On Parshall's show, Burnett attacked Gore again while admitting he hadn't seen An Inconvenient Truth
Video ››› ››› MAX BLUMENTHAL
Syndicated radio host Janet Parshall and Sterling Burnett, a senior fellow at the National Center for Policy Analysis, accused Al Gore of advancing fictional theories on global warming through An Inconvenient Truth, the documentary film about his campaign to raise awareness of global warming. While admitting that he had yet to view Gore's movie, Burnett attacked Gore for "demean[ing] the millions of people killed in various wars, pestilences, plagues" with his advocacy of governmental policies aimed at countering global warming.
Loading the player reg...
After playing an audio clip of the trailer for An Inconvenient Truth, a documentary film about former Vice President Al Gore's campaign to raise awareness of global warming, syndicated radio host Janet Parshall attacked the movie, stating, "[T]here's more fiction than fact in this film." Parshall then introduced Sterling Burnett, a senior fellow at the National Center for Policy Analysis (NCPA), who said: "[O]n many issues, I consider Mr. Gore to be an elitist, I consider him to be a liar, and I consider him to be a hypocrite. But on global warming, I don't consider him to be a hypocrite. I consider him to be a true believer." Burnett, who later admitted that he had not seen the film, accused Gore of "demean[ing] the millions of people killed in various wars, pestilences, plagues ... in horrific human and natural catastrophes, disasters throughout history."
From the May 25 edition of Janet Parshall's America:
PARSHALL: I think I saw this movie. I think it was called Chicken Little. Right? Oh no, no, no, no -- this is a different film. I think it's called An Inconvenient Truth. It was a hit at the Sundance Film Festival, and if you know anything about that film festival, I'm not surprised it was a hit. Now, I can't figure out, is Al Gore trying to be a movie star, the next American idol, or is he still running for the office of president of the United States? One thing's for certain though: Based on this movie, he's not a scientist. How do I know? Because there's more fiction than fact in this film.
And to back up my position, we have Doctor Sterling Burnett with us, who's a senior fellow at the National Center for Policy Analysis. And Sterling, I've seen you take him to task all over the place on this, because you and your organization have been speaking out, saying "Hey, wait a minute. I know they don't want to be bothered by the facts, but we are not on a ticking time-bomb, which is what Al Gore would like us to think." First of all, back up for a little bit. He wrote Earth in the Balance [Plume, 1993]. Obviously, he's concerned about the environment.
PARSHALL: But why is this such a hot-button issue for him? He says it's the biggest problem.

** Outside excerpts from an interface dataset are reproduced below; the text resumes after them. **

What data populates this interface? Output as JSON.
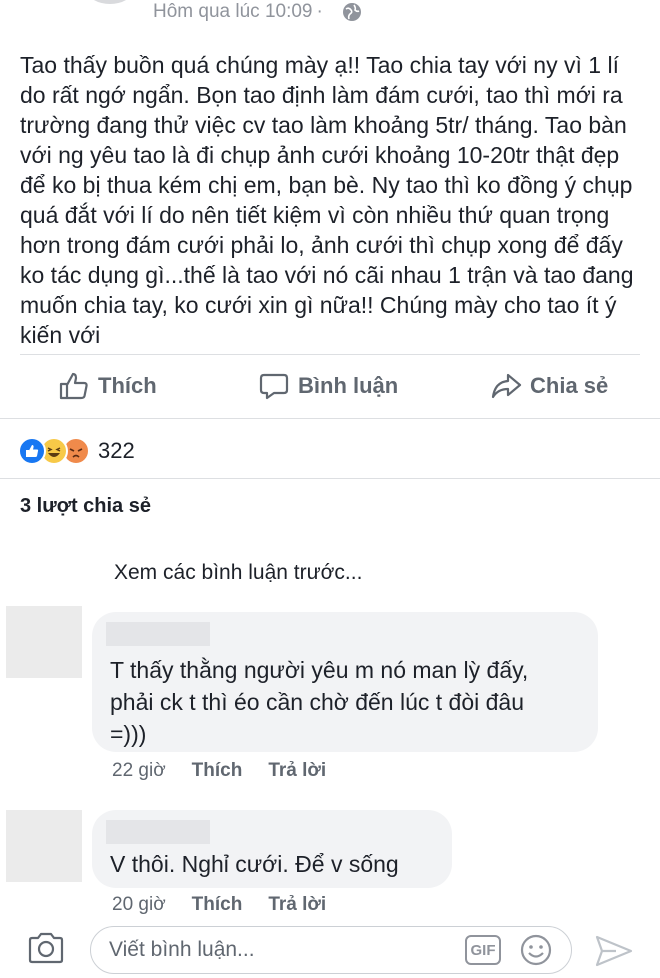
{
  "post": {
    "timestamp": "Hôm qua lúc 10:09",
    "separator": "·",
    "text": "Tao thấy buồn quá chúng mày ạ!! Tao chia tay với ny vì 1 lí do rất ngớ ngẩn. Bọn tao định làm đám cưới, tao thì mới ra trường đang thử việc cv tao làm khoảng 5tr/ tháng. Tao bàn với ng yêu tao là đi chụp ảnh cưới khoảng 10-20tr thật đẹp để ko bị thua kém chị em, bạn bè. Ny tao thì ko đồng ý chụp quá đắt với lí do nên tiết kiệm vì còn nhiều thứ quan trọng hơn trong đám cưới phải lo, ảnh cưới thì chụp xong để đấy ko tác dụng gì...thế là tao với nó cãi nhau 1 trận và tao đang muốn chia tay, ko cưới xin gì nữa!! Chúng mày cho tao ít ý kiến với"
  },
  "actions": {
    "like": "Thích",
    "comment": "Bình luận",
    "share": "Chia sẻ"
  },
  "reactions": {
    "count": "322",
    "icons": [
      "like-reaction",
      "haha-reaction",
      "angry-reaction"
    ]
  },
  "shares": "3 lượt chia sẻ",
  "previous_comments": "Xem các bình luận trước...",
  "comments": [
    {
      "text_lines": [
        "T thấy thằng người yêu m nó man lỳ đấy,",
        "phải ck t thì éo cần chờ đến lúc t đòi đâu",
        "=)))"
      ],
      "time": "22 giờ",
      "like": "Thích",
      "reply": "Trả lời"
    },
    {
      "text_lines": [
        "V thôi. Nghỉ cưới. Để v sống"
      ],
      "time": "20 giờ",
      "like": "Thích",
      "reply": "Trả lời"
    }
  ],
  "composer": {
    "placeholder": "Viết bình luận...",
    "gif_label": "GIF"
  },
  "colors": {
    "accent": "#1877f2",
    "text": "#1d2129",
    "muted": "#606770",
    "bubble": "#f2f3f5"
  }
}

BURNETT: I guess I can't explain his motives or, you know, why Mr. Gore's taking this too hard. One thing I will say is, on many issues, I consider Mr. Gore to be an elitist, I consider him to be a liar, and I consider him to be a hypocrite. But on global warming, I don't consider him to be a hypocrite. I believe him to be a true believer. So, for whatever reason, he does think global warming is the greatest threat ever posed to civilization. And I think that demeans the millions of people killed in various wars, pestilences, plagues, you know, in horrific human and natural catastrophes and disasters throughout history. But that's his belief, and, you know, I don't question his belief. I think he's that honest in that. I just think that he's misguided, and I think that based on the evidence I've seen, it's not Apocalypse Now, it's "Apocalypse Not."
PARSHALL: Very good. Very sharp, Sterling.
PARSHALL: All right, so let's go to some of the issues that Al Gore wanted to address in his film. And he did, he talked about creating these holes these in the ozone. The theory is that the cloud layer is removed, you get this hole, you get more solar activity -- that's what's causing the global warming, because the layer of protection has been eroded away, because man is not a producer, he's a polluter. Right?
BURNETT: Well, you know, I don't exactly understand. I haven't had the opportunity to see the film. I don't, to be honest, it's not released in Dallas. I think it's only in L.A. and New York right now.
Media Matters for America previously documented Burnett's comparison of Gore to Nazi propaganda minister Joseph Goebbels during the May 23 edition of Fox News' DaySide. Discussing An Inconvenient Truth on that show, Burnett declared, "You don't go see Joseph Goebbels' films to see the truth about Nazi Germany. You don't want to go see Al Gore's film to see the truth about global warming."
As noted by the weblog Think Progress, ExxonMobil Corp. has bankrolled the NCPA with more than $390,000 since 1998. Burnett recently penned an editorial defending former Exxon CEO Lee Raymond's retirement compensation (which totaled $190,000 a day in 2005) that did not mention NCPA's financial ties to the company.